In recent years, some downtown property owners have taken steps to update and reuse old buildings, including the former home of Southern Auctions, which is now the location of The Gym at 214 Main. Southern Management, the Fort Mill School District's construction consultant, bought the building that used to house Fort Mill Community Church, and is renovating the upstairs for an office and will look to rent out the first floor to a retail business.
Other property owners, such as Pete Lang of Conservation by Design, built an entirely new building.
Olson's building won't be the only new construction going up in downtown. S.E. Miller Construction owns the open lot across Springs Street from Olson's property and announced plans to build a multistory mixed use building on the lot after the 1890s era home on the site was torn down two years ago. However, S.E. MIller President Shannon Miller said at the time that redevelopment of the property probably wouldn't happen for a few years.
A short distance away, Fort Mill attorney Bayles Mack, who owns several properties downtown, plans to rebuild on the former site of Tony's Pizza, which burned down more than a year ago. That project is scheduled to be done in conjunction with plans to redevelop part of Confederate Park, and will include a multistory building with a restaurant or retail on the first floor and either offices or apartments upstairs.
And just across the railroad tracks Fort Mill is working with Lang's firm to develop a mixed-use project on approximately two acres it is leasing from Springs Global.
Olson has not decided on a name for his new project. According to Glenn, he wants to involve the entire town in the process.
"We're going to host a contest for Fort Mill to name the project and building," Glenn said. "It will remain nameless until Fort Mill names it."
Town residents will be able to submit their suggested name by e-mail to firstname.lastname@example.org. Suggestions should be approximately 100 words and detail why that name is the best. Entries are limited to one per person, and there will be a limited time in which to submit names, though a deadline has not been set yet, Glenn said. Olson, Glenn, Fort Mill Mayor Danny Funderburk and Planning Director Andy Merrimann will serve as judges.

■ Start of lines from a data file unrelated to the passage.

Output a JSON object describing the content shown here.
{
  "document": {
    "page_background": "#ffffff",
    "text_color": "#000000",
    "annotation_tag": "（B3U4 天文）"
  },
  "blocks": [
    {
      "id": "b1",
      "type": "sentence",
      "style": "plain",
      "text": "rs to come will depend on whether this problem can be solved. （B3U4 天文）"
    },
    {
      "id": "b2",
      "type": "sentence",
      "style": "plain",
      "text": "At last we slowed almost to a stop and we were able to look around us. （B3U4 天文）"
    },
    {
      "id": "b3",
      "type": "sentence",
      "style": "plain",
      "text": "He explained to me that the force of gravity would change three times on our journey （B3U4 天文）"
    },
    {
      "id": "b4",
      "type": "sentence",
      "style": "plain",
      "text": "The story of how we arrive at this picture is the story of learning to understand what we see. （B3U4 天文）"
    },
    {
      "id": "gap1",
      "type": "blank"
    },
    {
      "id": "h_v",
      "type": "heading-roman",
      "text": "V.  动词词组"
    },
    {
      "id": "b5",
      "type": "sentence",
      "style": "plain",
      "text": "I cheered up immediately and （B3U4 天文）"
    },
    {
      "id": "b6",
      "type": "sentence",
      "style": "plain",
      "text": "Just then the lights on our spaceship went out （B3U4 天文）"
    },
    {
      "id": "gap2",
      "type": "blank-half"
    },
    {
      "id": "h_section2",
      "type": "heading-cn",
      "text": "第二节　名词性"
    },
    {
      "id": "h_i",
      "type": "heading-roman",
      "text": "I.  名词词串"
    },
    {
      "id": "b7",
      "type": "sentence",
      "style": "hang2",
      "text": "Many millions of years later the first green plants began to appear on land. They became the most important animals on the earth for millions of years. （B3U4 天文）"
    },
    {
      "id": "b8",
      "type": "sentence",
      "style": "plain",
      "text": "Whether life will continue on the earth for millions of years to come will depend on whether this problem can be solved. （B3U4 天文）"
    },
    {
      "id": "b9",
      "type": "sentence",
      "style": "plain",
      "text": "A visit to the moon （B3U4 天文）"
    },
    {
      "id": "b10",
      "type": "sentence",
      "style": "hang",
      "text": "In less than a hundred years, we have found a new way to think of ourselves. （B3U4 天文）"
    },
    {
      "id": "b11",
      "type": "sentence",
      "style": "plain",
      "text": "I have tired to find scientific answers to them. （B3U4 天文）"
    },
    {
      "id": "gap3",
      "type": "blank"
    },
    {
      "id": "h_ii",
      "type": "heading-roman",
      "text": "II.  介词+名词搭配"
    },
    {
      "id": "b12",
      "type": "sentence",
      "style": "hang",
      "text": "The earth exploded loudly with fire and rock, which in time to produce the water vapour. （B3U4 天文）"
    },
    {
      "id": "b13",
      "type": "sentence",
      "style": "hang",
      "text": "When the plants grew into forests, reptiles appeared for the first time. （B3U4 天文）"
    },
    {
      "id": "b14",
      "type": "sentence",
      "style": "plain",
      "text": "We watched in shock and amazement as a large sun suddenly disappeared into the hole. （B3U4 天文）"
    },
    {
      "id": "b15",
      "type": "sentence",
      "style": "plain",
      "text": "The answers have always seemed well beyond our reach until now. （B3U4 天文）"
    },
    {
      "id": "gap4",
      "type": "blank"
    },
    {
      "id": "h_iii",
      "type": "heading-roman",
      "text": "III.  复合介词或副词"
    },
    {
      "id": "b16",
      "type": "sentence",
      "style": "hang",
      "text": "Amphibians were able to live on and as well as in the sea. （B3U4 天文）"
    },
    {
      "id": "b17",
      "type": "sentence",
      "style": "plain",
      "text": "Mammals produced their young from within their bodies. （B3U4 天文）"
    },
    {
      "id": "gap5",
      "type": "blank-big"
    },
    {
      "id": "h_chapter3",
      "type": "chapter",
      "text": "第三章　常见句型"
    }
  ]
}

In addition to the corner lot, Olson also owns two to three acres behind the lot and neighboring businesses along Tom Hall Street, an area covered by Fort Mill's Tom Hall Corridor Overlay District.